Given data
※
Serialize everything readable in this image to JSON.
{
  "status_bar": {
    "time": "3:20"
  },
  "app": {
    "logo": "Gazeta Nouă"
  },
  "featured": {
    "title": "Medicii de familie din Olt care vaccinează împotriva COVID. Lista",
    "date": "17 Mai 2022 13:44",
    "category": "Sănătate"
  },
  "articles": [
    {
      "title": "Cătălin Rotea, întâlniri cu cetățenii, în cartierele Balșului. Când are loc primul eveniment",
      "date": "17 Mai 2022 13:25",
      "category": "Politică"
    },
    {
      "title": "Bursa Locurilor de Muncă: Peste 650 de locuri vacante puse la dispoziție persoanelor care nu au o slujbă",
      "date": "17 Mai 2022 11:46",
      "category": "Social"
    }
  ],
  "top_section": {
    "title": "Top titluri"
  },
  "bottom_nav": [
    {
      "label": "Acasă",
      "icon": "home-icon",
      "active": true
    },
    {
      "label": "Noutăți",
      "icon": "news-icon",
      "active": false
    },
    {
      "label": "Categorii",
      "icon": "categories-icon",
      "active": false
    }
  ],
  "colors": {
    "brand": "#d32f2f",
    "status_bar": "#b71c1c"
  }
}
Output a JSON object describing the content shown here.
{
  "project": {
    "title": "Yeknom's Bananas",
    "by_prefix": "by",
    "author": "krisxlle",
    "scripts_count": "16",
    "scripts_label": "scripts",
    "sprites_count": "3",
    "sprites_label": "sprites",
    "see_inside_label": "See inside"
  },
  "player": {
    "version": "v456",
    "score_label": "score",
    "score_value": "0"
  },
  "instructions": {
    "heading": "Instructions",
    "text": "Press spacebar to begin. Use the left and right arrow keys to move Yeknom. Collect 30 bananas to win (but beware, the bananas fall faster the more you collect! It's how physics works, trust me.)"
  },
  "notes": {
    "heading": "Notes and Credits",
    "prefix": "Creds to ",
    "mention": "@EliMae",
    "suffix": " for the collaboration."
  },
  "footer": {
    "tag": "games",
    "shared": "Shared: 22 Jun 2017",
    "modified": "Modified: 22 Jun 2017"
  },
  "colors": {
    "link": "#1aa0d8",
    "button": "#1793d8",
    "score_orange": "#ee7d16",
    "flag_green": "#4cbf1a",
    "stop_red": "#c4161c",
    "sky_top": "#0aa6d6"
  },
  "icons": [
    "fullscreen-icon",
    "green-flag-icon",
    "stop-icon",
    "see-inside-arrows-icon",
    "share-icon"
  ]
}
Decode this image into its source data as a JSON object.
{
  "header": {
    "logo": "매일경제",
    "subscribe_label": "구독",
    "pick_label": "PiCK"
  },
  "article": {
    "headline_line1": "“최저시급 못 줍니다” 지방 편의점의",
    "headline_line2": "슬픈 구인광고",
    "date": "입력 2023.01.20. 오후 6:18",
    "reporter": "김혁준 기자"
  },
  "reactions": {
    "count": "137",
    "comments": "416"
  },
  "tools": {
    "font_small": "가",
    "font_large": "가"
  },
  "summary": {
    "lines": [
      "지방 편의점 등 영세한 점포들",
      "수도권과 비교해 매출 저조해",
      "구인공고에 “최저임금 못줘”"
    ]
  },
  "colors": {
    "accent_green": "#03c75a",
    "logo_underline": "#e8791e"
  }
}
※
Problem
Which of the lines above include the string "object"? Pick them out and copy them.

Task response
Output a JSON object describing the content shown here.
Decode this image into its source data as a JSON object.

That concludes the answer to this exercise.